Studies Questions A Talc And Ovarian Cancer Link
Johnson & Johnson has produced an entire website to defend the safety of the talc they use in Johnson's Baby Powder and other cosmetic products
Thursday, August 23, 2018 - Johnson & Johnson continues to proclaim that talc is safe contrary to the billions of dollars that have been awarded to plaintiffs suing them alleging that asbestos in Johnson's Baby Powder talc caused their cancers. Johnson & Johnson points to several studies to support their claims of talc's safety.
The first is the Nurses' Health Study (NHS) the largest women's health study in history, funded independently by the US government. According to Johnson and Johnson, the study found no connection between cancer, talc, and asbestos. According to the website http://www.factsabouttalc.com, "The study data showed no increase in the overall rate of ovarian cancer among the talc users, regardless of how often they used talc. There was no difference in the rate of ovarian cancer among women who used the powder directly on their bodies or on sanitary products."
Another study is also cited as demonstrating the safety of talc. Johnson & Johnson quote the expert opinion of the National Cancer Institute's Physician Data Query Editorial Board, which in April 2017 wrote, "The weight of evidence does not support an association between perineal talc exposure and an increased risk of ovarian cancer. No government health authority has concluded that talc can cause ovarian cancer."
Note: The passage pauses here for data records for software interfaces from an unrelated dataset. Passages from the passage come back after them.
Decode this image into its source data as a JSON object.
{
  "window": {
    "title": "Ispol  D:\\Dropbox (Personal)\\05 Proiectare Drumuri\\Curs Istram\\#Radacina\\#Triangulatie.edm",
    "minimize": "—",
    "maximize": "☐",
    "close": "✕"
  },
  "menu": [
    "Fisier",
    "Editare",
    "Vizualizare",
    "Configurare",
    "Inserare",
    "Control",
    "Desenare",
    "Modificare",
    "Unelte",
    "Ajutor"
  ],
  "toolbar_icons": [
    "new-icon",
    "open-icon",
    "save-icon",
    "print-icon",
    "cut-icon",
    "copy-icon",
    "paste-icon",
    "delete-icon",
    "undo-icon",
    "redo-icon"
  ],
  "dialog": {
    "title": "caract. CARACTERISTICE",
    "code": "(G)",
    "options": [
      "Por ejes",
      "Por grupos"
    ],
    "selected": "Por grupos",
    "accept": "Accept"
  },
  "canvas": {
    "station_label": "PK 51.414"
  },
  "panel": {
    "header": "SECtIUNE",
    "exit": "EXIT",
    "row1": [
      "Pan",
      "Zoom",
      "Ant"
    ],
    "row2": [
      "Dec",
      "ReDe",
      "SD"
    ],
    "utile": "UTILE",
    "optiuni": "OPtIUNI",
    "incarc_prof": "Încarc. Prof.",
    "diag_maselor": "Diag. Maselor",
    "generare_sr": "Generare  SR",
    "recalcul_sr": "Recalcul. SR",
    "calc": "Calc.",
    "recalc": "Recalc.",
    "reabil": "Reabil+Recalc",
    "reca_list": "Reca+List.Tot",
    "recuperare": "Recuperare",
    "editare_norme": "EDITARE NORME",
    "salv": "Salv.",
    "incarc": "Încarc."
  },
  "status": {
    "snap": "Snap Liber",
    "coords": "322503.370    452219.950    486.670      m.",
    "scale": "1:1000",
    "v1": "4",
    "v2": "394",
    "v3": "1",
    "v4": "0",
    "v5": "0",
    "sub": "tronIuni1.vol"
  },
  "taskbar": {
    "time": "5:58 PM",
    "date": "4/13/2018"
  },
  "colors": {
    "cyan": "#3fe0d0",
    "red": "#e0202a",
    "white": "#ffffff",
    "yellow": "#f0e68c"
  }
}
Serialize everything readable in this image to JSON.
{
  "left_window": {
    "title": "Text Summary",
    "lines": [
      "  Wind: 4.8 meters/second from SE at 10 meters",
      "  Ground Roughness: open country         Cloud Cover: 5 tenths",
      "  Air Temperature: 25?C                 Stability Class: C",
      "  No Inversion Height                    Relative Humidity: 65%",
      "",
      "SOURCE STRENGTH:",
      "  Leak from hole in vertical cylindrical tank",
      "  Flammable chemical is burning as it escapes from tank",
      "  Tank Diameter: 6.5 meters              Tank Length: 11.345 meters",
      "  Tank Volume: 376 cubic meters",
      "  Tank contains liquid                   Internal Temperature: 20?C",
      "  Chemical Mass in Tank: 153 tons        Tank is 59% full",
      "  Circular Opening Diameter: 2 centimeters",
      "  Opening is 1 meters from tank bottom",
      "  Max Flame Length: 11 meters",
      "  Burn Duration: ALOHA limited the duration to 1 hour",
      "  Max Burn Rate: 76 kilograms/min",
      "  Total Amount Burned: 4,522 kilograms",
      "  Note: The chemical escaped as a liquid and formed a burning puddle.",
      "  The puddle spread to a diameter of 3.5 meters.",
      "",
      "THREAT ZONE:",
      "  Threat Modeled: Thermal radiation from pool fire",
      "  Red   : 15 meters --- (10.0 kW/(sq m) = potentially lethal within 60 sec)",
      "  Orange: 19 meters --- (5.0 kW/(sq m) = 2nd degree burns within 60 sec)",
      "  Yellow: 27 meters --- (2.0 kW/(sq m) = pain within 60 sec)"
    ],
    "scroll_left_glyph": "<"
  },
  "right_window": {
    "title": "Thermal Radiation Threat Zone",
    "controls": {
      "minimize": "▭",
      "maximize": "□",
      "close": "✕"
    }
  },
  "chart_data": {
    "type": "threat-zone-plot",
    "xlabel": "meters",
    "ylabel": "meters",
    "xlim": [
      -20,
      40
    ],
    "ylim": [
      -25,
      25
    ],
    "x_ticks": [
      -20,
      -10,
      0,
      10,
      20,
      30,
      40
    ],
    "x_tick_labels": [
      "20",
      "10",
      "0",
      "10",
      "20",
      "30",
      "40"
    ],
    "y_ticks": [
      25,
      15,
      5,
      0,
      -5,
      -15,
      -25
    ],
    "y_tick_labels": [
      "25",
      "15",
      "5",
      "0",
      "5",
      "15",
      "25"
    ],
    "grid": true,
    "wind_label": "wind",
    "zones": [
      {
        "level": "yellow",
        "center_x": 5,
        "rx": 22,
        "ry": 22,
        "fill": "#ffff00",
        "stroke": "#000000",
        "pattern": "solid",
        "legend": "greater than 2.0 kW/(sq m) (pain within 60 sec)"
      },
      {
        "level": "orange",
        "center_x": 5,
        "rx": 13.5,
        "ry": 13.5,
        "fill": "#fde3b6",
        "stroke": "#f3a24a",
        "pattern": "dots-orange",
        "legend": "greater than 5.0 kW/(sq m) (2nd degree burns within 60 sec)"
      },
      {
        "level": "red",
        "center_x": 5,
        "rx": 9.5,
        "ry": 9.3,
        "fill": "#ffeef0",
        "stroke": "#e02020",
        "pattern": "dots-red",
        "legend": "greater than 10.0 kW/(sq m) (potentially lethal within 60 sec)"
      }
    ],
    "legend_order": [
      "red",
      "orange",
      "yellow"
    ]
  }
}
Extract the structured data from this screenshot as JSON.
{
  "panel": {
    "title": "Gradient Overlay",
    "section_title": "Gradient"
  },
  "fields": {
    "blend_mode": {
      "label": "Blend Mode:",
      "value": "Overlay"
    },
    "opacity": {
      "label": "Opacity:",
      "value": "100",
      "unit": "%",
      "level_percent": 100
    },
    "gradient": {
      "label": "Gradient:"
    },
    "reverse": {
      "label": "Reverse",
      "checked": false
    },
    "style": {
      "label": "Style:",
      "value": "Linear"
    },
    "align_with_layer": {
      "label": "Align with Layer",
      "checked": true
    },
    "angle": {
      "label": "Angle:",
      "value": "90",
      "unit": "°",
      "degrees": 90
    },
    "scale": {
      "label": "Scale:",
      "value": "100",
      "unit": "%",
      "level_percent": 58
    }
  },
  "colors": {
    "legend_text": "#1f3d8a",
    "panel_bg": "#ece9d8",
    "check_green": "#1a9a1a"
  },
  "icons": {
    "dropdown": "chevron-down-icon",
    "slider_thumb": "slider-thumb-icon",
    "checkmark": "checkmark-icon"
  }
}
A third scientific study that Johnson & Johnson claims to support the safety of talc is the Women's Health Initiative Study. Approximately 30,000 women that used powder on their genitals, sanitary napkins or diaphragms were included. The study found "no increased risk of ovarian cancer in women who used talcum powder, regardless of the type of use. There was also no increase in risk among women who used powder for longer periods of time"
Talc is a substance composed of magnesium, oxygen, and silicon that is used primarily in the cosmetics industry to absorb moisture and for its smooth feel. Talcum powder has been used for decades by millions of women on their babies after each diaper change to absorb moisture and prevent diaper rash. A jury has recently determined that Johnson's Baby Powder contains asbestos, a known and deadly carcinogenic, and people are asking the question "Is Johnson's Baby Powder safe to use?" There is a growing body of evidence being presented by scientists and researchers that the answer to that question is a resounding no.
Talc is mined in close proximity, sometimes adjacent to asbestos mines in China, Italy and in Vermont in the United States and cross-contamination has been proven to happen. Once contaminated it is impossible to remove asbestos from talc.
If talc is in fact contaminated with asbestos, Johnson's Baby Powder may be the least of a woman's problems. Literally thousands of other products, some of which we have all used for our entire lives, also are talc-based. Most of the cosmetic products such as eyeliner, mascara, and makeup that women use are "talc based." Most antiperspirants are made from or contain talc. Sanitary napkins are laced with talc as well. Talcum powder cancer lawsuits allege that Johnson & Johnson was aware of the studies linking baby powder to ovarian cancer, yet chose not to warn consumers of the heightened risk.